Goal of the exercise
Looking through the records below, please work out how many lines contain "title". Give only that number.
---------- Records supplied
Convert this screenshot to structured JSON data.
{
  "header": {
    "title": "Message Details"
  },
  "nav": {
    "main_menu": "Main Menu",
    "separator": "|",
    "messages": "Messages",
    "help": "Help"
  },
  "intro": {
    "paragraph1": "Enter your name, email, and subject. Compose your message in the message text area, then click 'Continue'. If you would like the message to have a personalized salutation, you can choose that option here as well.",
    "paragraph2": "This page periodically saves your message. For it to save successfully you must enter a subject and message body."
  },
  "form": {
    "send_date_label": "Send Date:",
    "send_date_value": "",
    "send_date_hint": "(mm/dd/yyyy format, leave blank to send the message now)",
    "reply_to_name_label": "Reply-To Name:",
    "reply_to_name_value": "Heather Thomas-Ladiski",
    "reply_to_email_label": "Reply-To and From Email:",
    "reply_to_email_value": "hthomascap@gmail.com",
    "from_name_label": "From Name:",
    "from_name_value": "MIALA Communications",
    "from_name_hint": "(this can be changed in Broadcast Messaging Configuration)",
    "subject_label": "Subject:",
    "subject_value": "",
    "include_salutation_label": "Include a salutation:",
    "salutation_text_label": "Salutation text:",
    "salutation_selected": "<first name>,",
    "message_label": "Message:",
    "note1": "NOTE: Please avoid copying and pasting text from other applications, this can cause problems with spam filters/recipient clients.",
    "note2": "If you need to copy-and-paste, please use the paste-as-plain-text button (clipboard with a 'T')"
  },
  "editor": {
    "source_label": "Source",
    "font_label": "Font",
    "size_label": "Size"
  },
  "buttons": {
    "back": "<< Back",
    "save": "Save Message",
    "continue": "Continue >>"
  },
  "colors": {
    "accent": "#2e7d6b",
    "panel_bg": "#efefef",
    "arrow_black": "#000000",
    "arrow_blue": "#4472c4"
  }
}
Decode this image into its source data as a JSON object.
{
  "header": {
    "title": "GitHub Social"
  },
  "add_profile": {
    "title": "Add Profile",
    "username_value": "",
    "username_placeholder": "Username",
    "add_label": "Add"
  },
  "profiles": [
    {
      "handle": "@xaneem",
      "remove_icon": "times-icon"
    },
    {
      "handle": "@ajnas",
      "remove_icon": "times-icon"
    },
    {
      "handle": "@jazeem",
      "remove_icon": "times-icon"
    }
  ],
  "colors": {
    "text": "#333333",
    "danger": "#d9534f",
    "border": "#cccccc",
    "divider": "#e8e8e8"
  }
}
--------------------
Result for this exercise
3